Palm Beach is now suffering from an acute shortage of mansions for sale. Samuel told CNBC there’s barely a one-month supply of homes for sale in the glitzy town, a record low. There were just 25 homes for sale at the end of the quarter, but the real number is likely lower than that as some are probably under, or already heading to contract, he said.
To deal with the shortage and find homes at the behest of their clients, some brokers have taken to going door to door, asking people if they’d be willing to consider a sale.
That’s the main tactic of Christopher Levitt, one of Douglas Elliman’s top brokers in Palm Beach. He told CNBC that simply going around and asking isn’t enough because although the high price might be tempting, anyone who sells will still need to find another house. So Levitt explained that his job now entails helping sellers find another, smaller home to buy, and then also helping the smaller homeowner find a new place as well.
“It’s about repositioning people,” Levitt told CNBC. “It’s no longer about just MLS listings and selling a house.”
It’s unlikely to be a short-term trend either, Levitt said of the hot Palm Beach market. He believes the pandemic and the remote work trend will result in the permanent migration of numerous wealthy finance chiefs from New York and other traditional financial centers. It’s notable there has already been increaseed development of large-scale office towers and amenities in West Palm Beach, for example.
“This is the tip of the iceberg,” Levitt insisted.
Some examples of wealthy finance chiefs who already appear to have relocated to Palm Beach permanently include the hedge fund billionaire David Tepper, who in February doled out $68 million to buy a mansion in the area.
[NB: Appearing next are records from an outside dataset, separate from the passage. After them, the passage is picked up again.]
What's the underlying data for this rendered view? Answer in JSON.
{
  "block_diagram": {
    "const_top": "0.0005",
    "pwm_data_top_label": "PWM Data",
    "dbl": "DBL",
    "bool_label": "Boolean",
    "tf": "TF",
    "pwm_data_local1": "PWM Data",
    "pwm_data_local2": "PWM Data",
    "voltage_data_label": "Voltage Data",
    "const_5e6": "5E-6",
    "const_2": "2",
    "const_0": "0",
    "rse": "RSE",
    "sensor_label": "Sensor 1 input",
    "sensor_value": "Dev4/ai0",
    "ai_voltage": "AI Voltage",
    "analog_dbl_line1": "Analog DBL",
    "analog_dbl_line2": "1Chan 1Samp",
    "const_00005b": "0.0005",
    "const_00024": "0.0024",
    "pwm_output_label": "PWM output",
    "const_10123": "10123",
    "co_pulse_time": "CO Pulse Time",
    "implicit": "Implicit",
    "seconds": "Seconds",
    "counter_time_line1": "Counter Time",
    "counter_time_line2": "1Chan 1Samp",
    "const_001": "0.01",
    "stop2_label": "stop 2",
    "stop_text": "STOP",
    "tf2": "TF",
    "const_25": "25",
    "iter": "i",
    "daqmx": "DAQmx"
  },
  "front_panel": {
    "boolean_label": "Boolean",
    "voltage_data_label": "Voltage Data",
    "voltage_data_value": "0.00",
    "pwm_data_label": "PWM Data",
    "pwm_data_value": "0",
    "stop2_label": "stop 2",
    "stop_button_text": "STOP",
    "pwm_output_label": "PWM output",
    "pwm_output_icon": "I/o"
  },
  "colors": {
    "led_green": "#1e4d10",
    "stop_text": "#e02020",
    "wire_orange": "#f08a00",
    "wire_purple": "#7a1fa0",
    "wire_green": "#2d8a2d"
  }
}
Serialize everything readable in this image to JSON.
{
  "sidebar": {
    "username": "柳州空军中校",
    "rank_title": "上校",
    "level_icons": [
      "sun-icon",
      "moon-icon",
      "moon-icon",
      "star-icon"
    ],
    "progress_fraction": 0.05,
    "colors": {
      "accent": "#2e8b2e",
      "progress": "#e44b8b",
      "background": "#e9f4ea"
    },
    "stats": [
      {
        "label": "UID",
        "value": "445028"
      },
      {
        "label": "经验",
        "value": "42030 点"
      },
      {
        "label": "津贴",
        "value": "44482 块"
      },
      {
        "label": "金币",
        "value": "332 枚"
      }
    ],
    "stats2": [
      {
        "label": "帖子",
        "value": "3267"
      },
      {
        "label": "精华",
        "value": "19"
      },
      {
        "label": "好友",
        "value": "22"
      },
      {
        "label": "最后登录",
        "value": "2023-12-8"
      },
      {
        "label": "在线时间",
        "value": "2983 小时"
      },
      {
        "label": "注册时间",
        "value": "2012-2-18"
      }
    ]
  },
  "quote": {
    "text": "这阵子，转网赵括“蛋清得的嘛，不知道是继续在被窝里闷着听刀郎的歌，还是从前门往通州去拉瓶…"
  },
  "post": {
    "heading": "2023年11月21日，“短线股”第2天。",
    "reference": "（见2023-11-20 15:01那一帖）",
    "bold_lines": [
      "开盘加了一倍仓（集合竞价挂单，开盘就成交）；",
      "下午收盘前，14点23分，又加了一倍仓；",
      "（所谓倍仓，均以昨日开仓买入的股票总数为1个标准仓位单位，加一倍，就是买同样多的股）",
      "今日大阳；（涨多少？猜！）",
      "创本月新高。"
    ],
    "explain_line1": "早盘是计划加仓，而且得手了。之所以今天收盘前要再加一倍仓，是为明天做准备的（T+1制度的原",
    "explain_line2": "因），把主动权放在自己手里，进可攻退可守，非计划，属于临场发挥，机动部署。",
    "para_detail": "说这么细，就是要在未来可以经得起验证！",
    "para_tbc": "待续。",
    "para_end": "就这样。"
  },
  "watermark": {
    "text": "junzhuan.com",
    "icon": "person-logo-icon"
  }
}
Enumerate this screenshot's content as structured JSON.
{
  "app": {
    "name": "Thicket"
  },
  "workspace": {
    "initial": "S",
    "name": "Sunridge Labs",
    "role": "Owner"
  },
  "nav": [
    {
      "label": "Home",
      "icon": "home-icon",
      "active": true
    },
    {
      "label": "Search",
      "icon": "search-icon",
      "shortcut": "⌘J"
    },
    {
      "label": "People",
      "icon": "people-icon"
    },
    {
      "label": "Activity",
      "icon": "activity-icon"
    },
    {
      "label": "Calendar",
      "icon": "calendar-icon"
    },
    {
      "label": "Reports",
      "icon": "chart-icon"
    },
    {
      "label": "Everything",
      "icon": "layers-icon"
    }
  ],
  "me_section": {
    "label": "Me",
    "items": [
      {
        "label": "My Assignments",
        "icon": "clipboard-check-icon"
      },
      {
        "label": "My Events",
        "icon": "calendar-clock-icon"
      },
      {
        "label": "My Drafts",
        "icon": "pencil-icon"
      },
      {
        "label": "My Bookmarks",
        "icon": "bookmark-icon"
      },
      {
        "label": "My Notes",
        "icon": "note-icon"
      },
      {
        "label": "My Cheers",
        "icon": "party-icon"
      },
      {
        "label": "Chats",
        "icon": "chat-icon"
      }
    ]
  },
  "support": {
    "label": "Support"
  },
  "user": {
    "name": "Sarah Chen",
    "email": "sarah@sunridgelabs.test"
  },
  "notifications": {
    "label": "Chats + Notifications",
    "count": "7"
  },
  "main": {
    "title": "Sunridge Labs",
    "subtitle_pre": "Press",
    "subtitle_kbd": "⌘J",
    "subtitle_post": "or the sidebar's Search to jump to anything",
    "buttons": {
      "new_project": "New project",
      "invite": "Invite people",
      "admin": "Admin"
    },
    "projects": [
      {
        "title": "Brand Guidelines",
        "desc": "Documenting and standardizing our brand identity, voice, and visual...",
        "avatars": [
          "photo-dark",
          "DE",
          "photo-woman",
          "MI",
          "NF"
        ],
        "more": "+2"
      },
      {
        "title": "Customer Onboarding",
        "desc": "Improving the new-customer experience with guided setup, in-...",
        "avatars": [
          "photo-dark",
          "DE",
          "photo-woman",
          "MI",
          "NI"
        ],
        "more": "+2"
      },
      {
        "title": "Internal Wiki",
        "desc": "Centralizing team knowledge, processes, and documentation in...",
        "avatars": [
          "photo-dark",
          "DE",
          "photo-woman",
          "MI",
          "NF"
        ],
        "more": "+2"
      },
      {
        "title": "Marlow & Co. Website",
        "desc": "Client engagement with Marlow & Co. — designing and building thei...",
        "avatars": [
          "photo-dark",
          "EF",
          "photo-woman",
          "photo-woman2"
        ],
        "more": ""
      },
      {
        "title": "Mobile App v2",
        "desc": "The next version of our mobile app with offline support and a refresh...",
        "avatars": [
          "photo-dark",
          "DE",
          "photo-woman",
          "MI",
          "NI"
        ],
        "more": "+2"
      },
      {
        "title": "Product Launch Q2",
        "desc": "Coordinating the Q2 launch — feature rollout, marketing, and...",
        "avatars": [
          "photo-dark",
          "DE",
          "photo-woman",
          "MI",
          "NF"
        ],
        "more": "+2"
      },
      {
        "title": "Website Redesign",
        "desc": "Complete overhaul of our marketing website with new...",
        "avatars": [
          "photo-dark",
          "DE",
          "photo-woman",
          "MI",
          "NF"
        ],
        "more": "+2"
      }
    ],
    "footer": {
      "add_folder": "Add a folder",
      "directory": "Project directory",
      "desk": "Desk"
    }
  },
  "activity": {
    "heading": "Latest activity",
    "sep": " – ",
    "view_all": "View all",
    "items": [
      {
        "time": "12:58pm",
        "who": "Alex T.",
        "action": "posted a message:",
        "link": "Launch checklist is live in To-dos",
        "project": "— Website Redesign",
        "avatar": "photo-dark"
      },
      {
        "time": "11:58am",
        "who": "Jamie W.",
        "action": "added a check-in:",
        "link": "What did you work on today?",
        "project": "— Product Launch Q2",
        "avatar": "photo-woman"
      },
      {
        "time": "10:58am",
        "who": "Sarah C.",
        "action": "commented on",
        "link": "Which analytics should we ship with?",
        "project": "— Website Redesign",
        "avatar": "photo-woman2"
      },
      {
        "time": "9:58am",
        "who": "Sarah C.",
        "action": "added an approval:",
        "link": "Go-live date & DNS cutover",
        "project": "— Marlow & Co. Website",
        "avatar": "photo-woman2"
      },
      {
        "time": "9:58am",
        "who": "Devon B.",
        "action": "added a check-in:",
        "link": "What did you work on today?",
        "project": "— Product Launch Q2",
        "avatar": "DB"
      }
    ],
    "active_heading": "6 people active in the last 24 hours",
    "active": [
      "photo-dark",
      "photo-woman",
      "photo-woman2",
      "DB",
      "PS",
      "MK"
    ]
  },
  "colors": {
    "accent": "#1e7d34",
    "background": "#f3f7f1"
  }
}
That same month, Scott Shleifer, a partner at Tiger Global Management, paid a record-breaking $122.7 million to buy an oceanfront spec house (pictured) in Palm Beach that was once owned by former President Donald Trump.
They’re both now neighbors of Igor Tulchinsy, the founder, chairman and CEO of quantitative asset management firm WorldQuant, who recently purchased his own $39.5 million home in North Palm Beach.
Some developers are looking to cash in on the trend too. Todd Michael Glaser has reportedly just acquired a private island off of Palm Beach for $85 million. He said he and his partners intend to renovate the existing property on the island and sell it on for profit.